• [Work instruction]: Only lines with the word "label" belong in the answer; copy them from the records below.
Excerpted data Block Start
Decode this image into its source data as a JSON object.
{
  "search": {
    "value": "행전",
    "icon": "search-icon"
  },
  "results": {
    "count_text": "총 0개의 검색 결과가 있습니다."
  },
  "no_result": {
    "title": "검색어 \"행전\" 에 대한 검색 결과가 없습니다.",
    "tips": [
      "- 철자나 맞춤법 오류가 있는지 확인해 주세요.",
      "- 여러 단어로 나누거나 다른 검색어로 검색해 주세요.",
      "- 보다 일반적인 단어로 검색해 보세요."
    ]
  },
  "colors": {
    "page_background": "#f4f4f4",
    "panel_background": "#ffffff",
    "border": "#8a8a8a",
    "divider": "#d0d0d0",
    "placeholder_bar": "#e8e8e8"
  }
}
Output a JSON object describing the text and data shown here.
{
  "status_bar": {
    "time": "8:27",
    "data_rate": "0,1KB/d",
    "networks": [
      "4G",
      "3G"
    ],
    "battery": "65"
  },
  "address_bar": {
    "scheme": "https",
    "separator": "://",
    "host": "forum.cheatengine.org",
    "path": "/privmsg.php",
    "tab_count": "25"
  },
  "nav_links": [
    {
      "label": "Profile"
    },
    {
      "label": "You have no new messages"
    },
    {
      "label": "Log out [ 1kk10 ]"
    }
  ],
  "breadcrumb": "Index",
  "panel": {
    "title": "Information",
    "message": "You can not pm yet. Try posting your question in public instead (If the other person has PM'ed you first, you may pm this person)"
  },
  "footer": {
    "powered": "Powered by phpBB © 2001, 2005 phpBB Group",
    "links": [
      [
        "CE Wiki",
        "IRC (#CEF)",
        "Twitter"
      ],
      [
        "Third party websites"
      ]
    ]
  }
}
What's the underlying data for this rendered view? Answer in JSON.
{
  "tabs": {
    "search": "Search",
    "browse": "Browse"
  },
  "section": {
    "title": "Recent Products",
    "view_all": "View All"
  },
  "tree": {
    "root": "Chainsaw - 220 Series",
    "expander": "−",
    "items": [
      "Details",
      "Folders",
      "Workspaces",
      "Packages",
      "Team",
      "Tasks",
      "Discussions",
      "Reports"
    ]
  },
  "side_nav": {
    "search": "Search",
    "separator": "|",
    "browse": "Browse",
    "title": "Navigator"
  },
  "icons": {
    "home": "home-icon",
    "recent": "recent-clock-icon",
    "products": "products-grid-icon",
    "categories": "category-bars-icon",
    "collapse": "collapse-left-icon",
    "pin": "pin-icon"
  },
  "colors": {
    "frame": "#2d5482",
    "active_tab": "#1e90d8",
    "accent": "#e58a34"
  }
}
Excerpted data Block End
• [Task answer]:
      "label": "Profile"
      "label": "You have no new messages"
      "label": "Log out [ 1kk10 ]"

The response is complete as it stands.